If the job of a leader is to take people to a better place, they first need to take people’s imagination to that better place.
One of the biggest mistakes leaders make when communicating about the future is to show future in form of data, numbers and charts. They are good to capture the mind of people, but people will only endeavor to go there when their hearts are engaged.
Storytelling has been one of the most powerful tools to drive imagination of people first before people decide to take actions towards the future. The historic “I have a dream” speech by Martin Luther King or the narrative of non-violent movement for India’s independence by Mahatma Gandhi are powerful examples of story telling that led to massive change, first in the minds and hearts of people and then in reality.
If you are a leader who is facilitating a large scale change or transformation effort, paint a compelling picture of the future before you show the data.
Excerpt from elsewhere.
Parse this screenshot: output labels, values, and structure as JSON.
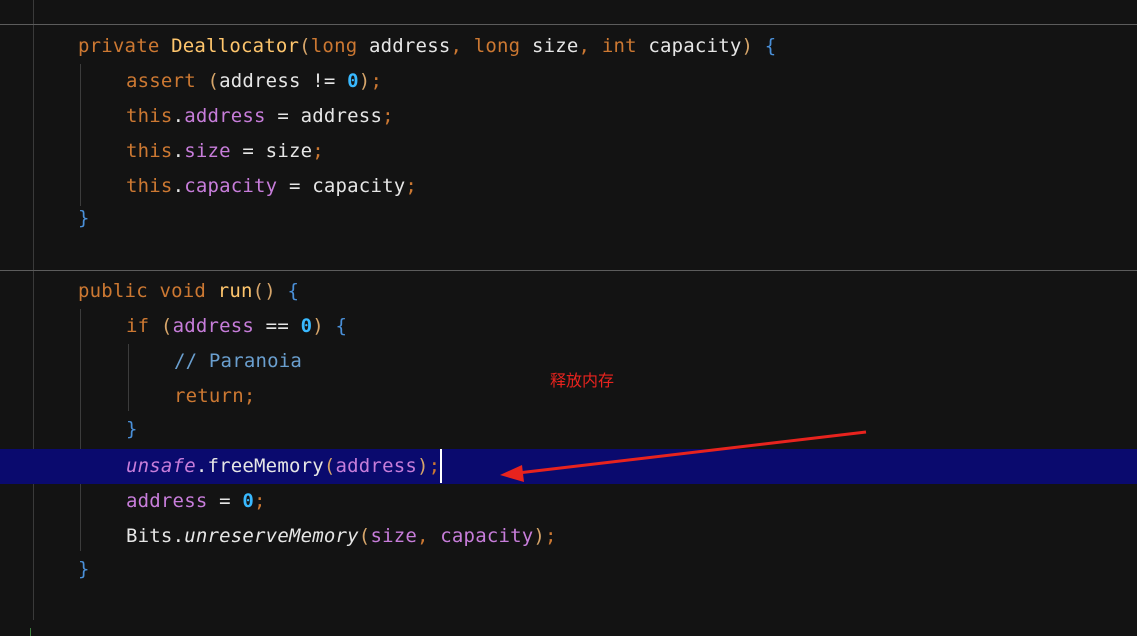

Ability to tell stories that foster change is a critical leadership skill.
In his classic HBR article titled “Telling Tales”, Steve Denning outlines seven aims of a good narrative. The article also provides an excellent context of leadership storytelling and offers practical ways to frame your narrative depending on your goals. I recommend that you read the original article.
Here is a quick sketch note of seven aims of leadership storytelling: